As you can see, the internet is filled with people who are speaking against Bitcoin and other cryptocurrencies and call them bubbles. They are doing nothing but spreading fear among the crypto enthusiasts and general audience and aspiring investors who genuinely want to use Bitcoin rather than flipping it for profit. From the above-discussed topic, one fact is clear - people fear that Bitcoin's high price fluctuations will bring doom to investors’ minds and of those who are involved in the industry. In reality, the truth is that those who criticize Bitcoin are not really familiar with the crypto market and are confused about Bitcoin. Bubble theories are only accurate when they are useful, and we are happy to say that they are not. The people who claimed Bitcoin was a bubble at $20 were utterly giving you advice not to invest, same as those who claimed that it was a bubble at $200. Now you can clearly see this advice was dramatically non-useful. Indeed, if you followed the advice of the bubble advocates, you truly missed out on the opportunity to make some high profits investing in Bitcoin and other cryptocurrencies. You might remember that in 2012, Apple shares were $100 per stock, and the company was labeled a bubble, with ‘bubble proponents’ expecting it to pop. 7 years have passed, and no burst has taken place yet. Imagine those who had invested in Apple at that time. They definitely made some big bucks. So, the moral of the story is that taking advice from bubble theorists might not be the best investment decision. They only look at the worst possible scenarios and skip the fruitful benefits altogether.
What should crypto pessimists learn about Bitcoin?
Bitcoin is not a company that is prone to profitability losses, nor is it a speculation that could fall apart due to a bank or a government-induced trickery. Here’s what crypto pessimists don’t realize about Bitcoin:
- The value of Bitcoin is increasing as it is a revolutionary financial invention and not because of marketplace lies.
- The value of Bitcoin is increasing because more and more people are adopting it.
- The value of Bitcoin is increasing because the 'network effect' is in full swing.

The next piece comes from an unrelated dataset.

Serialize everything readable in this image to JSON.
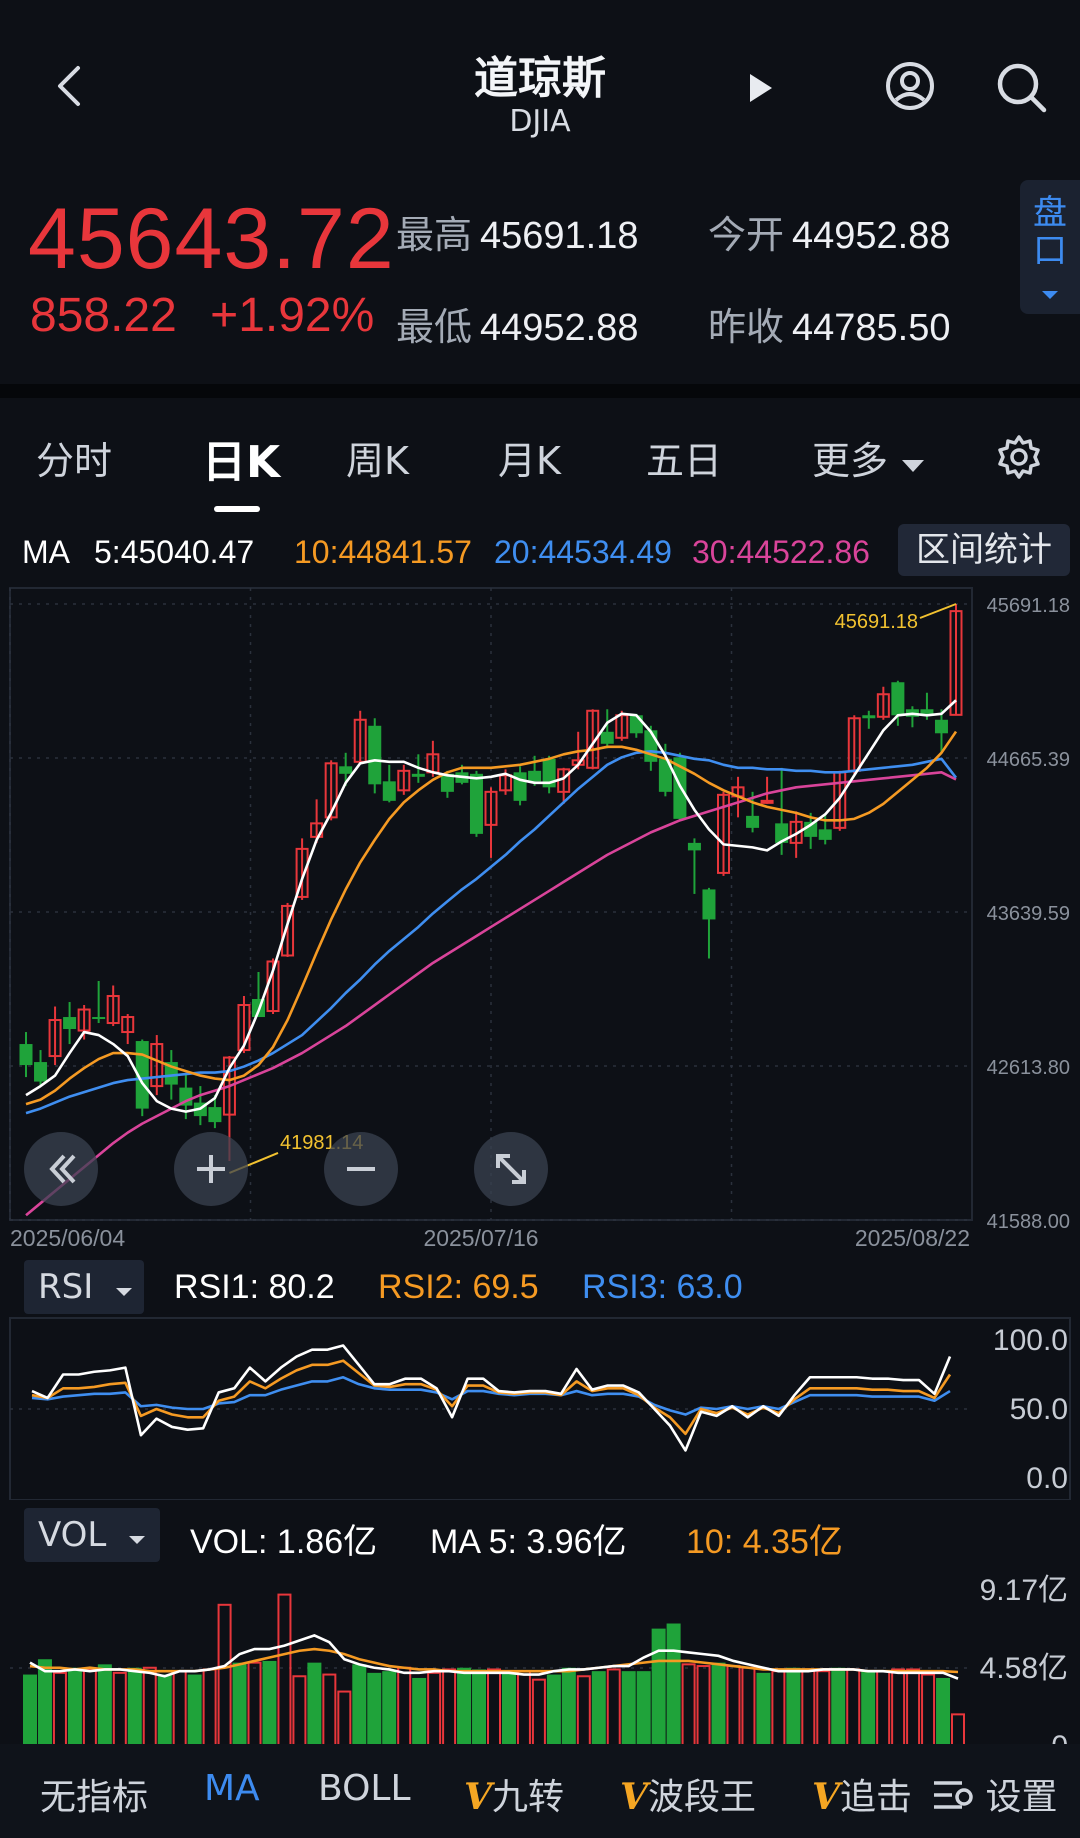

General investors are excited to get on board with Bitcoin, and this is what is causing the Bitcoin price to rise. But don’t confuse it with the artificially inflated bubble, which stems from a 'false truth.' The price of Bitcoin will most likely climb higher with more people continuing to get involved with the cryptocurrency. As a result, bubble theories appear to be absurd and of no use. If you believe in a product, then go ahead and invest in it. How difficult is that? Stop seeking advice from people who are afraid of change because Bitcoin, among other cryptocurrencies, is really the future. Yes, there are bad and good investments, but it doesn't mean they are all bubbles. The cryptocurrency market is substantially different from the regular stock and share market. It requires proper knowledge of the industry before you can step in it. So, don't believe the bubble theories. Do your own research, and the market will reveal to you how it really works. Disclaimer: This article reflects its author’s opinion only and is not financial advice. We take no responsibility for the results of any trader’s decision or action.